INSIGHTS & INTEL
- A small portion of Americans — about 11% — have received one or two shots of the vaccine to date. Some people who have received the first shot are finding themselves in limbo about receiving their second shot, especially in states that have yet to distribute vaccines widely across their population. Each state has set its own rules and priorities for vaccinations.
- The pandemic has created waves of exhaustion, fear, hope, uncertainty and fatigue. Now the vaccine rollout is causing similar emotions. People are scrolling through perpetually crashing vaccination websites, driving long distances in winter weather, lining up at grocery stores or pharmacies for hours on end hoping to get a leftover shot, or racing to hospitals amid rumors of extra doses.
- The stakes are high. Debates over masks, indoor eating, testing availability and school re-openings all now center around a single axis: the lagging rollout of the vaccine. Dr. Anthony S. Fauci, the nation’s top infectious disease expert, says about 75% of the population would need to acquire resistance to the coronavirus, either through infection or vaccination, in order to achieve herd immunity. But President Biden says achieving herd immunity by the summer will be “very difficult.”
- Virtual Programming: New virtual events from Forbes, FT, Axios and Washington Post will cover a variety of topics, including advancing equity, the impact of digitalization on society, transforming communication, and how the past shapes our understanding of where we are today during Black History Month.
- Australian Open: The year’s first Grand Slam is being held despite an earlier suspension of play where hundreds of players and officials were tested for COVID-19, after the first locally acquired infection in 28 days was detected. The event will allow 50% attendance, with mandatory mask-wearing and social distancing.
- Summerfest: The Milwaukee-based three-weekend music festival will be postponed from its original June/July dates to September 2-4, 9-11 and 16-18.
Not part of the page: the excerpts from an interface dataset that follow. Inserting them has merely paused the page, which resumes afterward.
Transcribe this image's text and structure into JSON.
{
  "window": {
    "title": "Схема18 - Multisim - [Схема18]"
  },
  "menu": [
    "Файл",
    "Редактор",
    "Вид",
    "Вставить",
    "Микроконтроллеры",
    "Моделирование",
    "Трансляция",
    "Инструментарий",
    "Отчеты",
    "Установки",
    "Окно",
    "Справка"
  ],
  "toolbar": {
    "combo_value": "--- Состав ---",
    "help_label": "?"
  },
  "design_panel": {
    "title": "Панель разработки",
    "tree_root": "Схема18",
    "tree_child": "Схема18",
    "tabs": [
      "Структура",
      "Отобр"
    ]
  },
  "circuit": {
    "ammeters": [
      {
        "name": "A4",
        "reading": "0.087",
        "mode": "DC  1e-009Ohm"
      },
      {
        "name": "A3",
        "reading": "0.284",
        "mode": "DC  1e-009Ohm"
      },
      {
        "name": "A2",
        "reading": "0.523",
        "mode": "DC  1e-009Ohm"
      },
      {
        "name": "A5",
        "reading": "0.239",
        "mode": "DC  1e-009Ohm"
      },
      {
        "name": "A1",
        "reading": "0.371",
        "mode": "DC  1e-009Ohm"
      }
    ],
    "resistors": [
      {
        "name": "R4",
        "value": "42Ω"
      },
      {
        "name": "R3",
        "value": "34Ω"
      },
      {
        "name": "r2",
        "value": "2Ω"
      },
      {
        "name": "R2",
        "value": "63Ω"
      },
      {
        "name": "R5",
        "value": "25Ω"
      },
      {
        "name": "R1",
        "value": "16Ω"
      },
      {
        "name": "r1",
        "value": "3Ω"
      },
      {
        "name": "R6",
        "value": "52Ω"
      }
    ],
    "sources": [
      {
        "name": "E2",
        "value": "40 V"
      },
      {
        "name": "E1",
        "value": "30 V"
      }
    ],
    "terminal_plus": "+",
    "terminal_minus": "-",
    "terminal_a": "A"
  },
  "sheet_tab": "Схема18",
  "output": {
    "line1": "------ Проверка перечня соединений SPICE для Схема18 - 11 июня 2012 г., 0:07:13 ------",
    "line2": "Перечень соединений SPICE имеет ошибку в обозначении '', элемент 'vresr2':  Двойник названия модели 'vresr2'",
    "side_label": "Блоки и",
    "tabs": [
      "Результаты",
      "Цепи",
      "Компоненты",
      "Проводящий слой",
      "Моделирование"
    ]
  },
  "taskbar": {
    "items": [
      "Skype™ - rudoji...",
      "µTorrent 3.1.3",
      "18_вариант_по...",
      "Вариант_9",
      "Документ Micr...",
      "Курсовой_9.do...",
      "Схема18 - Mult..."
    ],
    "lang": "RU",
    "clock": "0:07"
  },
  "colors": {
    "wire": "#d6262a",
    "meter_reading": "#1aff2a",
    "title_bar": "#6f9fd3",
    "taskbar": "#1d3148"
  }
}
For more information about how we are helping clients solve in this uncertain time, please contact:
- Micho Spring, Chair, Global Corporate Practice, email@example.com
- Pam Jenkins, President, Global Public Affairs, firstname.lastname@example.org